In re Yamazaki, No. 12-1086 (Fed. Cir. Dec. 6, 2012)
In In re Yamazaki, the Court of Appeals for the Federal Circuit affirmed a USPTO Board of Patent Appeals and Interferences (“BPAI”) decision affirming the rejection of a reissue application for lack of error correctable under 35 U.S.C. § 251. Specifically, the Federal Circuit stated that reissue proceedings cannot be used to withdraw a terminal disclaimer from an issued patent.

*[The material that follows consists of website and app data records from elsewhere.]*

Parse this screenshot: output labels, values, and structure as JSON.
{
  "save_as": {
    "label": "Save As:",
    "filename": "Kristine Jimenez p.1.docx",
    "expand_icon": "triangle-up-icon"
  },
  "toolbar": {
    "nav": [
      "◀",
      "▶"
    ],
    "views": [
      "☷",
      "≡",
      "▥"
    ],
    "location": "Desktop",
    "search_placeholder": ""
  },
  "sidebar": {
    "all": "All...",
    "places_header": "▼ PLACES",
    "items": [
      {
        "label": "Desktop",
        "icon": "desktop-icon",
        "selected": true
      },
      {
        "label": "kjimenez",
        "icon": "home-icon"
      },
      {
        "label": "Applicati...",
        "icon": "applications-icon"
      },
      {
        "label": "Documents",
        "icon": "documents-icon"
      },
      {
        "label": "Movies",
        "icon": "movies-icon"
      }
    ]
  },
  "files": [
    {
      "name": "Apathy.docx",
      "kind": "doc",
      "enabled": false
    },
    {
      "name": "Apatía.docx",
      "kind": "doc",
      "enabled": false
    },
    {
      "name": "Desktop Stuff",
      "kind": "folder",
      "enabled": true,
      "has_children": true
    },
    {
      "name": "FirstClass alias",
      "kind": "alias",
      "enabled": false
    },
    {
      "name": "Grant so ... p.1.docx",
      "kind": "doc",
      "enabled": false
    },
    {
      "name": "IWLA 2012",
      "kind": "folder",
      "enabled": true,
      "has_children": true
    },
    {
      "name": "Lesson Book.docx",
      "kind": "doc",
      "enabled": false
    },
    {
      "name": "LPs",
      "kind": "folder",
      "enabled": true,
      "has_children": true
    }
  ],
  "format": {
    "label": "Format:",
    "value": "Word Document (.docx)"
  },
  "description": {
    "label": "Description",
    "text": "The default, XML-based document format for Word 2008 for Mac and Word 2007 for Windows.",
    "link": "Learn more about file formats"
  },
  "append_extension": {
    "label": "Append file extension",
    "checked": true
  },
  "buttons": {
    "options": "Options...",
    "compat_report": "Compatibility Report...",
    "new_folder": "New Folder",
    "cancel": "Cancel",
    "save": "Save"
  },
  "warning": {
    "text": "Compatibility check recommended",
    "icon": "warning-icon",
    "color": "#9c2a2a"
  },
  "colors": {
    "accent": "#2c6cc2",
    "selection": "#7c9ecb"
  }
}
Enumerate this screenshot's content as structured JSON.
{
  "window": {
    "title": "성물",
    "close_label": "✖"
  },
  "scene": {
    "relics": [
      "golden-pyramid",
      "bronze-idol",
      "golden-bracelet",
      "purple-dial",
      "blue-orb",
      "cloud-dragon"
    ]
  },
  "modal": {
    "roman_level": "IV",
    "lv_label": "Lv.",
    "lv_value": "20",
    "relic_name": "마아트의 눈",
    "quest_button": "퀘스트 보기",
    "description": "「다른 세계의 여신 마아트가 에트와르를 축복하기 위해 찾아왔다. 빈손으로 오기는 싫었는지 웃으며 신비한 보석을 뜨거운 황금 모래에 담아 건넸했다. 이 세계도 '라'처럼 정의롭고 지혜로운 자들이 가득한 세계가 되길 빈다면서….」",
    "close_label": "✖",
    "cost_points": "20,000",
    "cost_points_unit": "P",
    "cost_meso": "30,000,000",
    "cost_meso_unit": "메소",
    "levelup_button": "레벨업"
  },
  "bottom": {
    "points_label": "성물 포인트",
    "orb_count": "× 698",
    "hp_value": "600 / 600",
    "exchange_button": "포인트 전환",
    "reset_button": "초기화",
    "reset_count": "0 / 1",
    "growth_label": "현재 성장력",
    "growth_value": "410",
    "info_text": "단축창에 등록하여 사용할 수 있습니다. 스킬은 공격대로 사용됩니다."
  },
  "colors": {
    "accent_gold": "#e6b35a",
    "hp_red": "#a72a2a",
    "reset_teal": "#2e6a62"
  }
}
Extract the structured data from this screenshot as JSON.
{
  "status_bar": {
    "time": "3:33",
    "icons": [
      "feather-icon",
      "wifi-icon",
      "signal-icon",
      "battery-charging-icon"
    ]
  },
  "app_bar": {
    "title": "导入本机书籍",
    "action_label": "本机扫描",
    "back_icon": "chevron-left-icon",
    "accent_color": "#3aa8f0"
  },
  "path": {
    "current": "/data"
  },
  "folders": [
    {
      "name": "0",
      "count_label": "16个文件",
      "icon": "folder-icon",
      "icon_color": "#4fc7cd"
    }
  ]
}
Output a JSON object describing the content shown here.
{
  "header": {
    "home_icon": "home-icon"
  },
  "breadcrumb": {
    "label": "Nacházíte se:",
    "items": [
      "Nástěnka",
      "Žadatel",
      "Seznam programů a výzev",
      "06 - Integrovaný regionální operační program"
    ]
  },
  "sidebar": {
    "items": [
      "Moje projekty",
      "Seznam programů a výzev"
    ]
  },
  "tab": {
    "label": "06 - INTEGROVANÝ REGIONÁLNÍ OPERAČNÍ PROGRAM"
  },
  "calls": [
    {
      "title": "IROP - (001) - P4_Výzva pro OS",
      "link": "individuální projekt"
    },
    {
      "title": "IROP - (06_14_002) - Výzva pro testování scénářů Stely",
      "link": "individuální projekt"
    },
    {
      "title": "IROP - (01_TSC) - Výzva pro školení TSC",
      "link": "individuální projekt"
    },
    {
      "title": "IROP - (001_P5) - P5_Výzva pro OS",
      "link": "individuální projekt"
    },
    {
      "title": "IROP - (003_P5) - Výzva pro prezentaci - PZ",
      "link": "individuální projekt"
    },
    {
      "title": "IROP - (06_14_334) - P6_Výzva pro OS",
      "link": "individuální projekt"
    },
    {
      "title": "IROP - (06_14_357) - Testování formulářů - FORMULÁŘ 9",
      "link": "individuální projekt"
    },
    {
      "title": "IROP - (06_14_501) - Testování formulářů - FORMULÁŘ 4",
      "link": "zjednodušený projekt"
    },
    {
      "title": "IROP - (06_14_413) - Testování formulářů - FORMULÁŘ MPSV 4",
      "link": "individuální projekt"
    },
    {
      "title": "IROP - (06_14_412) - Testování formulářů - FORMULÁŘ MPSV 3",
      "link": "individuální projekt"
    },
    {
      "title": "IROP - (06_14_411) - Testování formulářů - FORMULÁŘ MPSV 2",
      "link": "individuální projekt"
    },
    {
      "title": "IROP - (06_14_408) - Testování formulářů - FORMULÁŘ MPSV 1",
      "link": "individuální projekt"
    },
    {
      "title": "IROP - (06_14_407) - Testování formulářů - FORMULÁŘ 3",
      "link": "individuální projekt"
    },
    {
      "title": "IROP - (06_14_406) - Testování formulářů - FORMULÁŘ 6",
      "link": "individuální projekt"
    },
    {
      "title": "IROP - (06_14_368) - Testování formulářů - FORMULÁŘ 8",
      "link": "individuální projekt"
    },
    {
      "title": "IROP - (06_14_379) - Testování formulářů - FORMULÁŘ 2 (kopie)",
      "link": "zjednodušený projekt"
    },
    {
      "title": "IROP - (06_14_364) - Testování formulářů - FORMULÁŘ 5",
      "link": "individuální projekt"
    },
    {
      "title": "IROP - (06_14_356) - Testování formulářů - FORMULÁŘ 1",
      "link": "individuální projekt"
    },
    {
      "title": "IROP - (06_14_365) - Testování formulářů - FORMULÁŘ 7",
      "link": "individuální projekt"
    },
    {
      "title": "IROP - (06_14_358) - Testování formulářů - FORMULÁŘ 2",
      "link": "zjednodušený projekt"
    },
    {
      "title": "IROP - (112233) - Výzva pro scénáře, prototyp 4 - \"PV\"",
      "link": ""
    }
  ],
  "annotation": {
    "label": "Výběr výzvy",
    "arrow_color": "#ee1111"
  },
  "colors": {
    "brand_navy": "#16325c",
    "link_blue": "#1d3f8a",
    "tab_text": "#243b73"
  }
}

Yamazaki filed a terminal disclaimer in 1996 linking his application, which issued as Patent No. 6,180,991, to his prior Patent No. 4,581,476. After amending the independent claims, Yamazaki deemed the terminal disclaimer to be unnecessary and filed a petition to withdraw the terminal disclaimer under 37 C.F.R. § 1.182. While the petition was pending, the examiner allowed the case, Yamazaki paid the issue fee, and the '991 patent issued. The USPTO took no action on the petition while the application was pending. After the ‘991 patent issued, and more than two years after the petition was filed, the USPTO dismissed the petition, concluding that a terminal disclaimer may not be nullified after a patent has issued.
In January 2002, Yamazaki filed a reissue application seeking to rescind the terminal disclaimer. Due to the terminal disclaimer, the '991 patent expired in December 2003, but otherwise would not have expired until January 2018. Slip Op. at 3. The USPTO did not act on the reissue application for over two years, until after the patent had expired. Pursuant to a personal interview in 2005, the examiner agreed, in writing, that a reissue application could be used to correct terminal disclaimer errors. Slip Op. at 5. However, after two more years of delay, the USPTO rejected the reissue application for lack of error correctable under 35 U.S.C. § 251. Slip Op. at 5. In 2007, Yamazaki appealed to the BPAI and in 2011 the BPAI issued its decision that a reissue could not be used to remove a terminal disclaimer. See Ex parte Yamazaki, No. 2010-002033, 2011 WL 109119 (B.P.A.I. Jan. 10, 2011) (“Board Decision”), reh’g denied, 2011 WL 3605913 (B.P.A.I. Aug. 12, 2011) (“Rehearing Decision”).
On appeal, Yamazaki argued that the USPTO, by failing to act on the petition before issuing the patent, caused him to claim less than he was entitled to by unnecessarily disclaiming part of the patent's term. In particular, Yamazaki argued that the phrase “the term of the original patent” in §251 refers to the maximum statutory grant of exclusivity under 35 U.S.C. §154(a), which ends 20 years from the date on which the application for the patent was filed. Slip op. at 7. According to Yamazaki, a terminal disclaimer “does not alter that statutorily defined patent term, but merely adjusts the patent’s expiration date.” Id. (emphasis original).
The PTO countered that a recorded terminal disclaimer becomes part of the original patent and defines the patent's term. Slip Op. at 7-8. As such, the patent must be treated as if the disclaimed term never existed. The PTO also noted that Yamazaki's reissue application was precluded because the '991 patent had expired and, thus, no unexpired part of the term of the original patent remained. Id.
The Federal Circuit affirmed the denial, stating that the effect of the terminal disclaimer is to define the term of the original patent. Slip Op. at 8. Section 251, which authorizes the correction of errors through reissue, states that after a correction is made, the USPTO will reissue the patent “for the unexpired part of the term of the original patent.” Slip Op. at 6-7. Furthermore, under § 253, a terminal disclaimer is considered part of the original patent and, as such, defines the term of the original patent. Slip Op. at 9- 10. The Federal Circuit thus held that a consistent reading of the word “term” throughout the Patent Act prohibits using a reissue to expand a patent’s term. Slip Op. at 10-11.
In view of In re Yamazaki, patent practitioners should take care to review any outstanding issues in patent applications, such as undecided petitions, before paying an issue fee. In addition, where possible, it may be advisable to defer the filing of a terminal disclaimer until all other issues have been resolved in a patent application.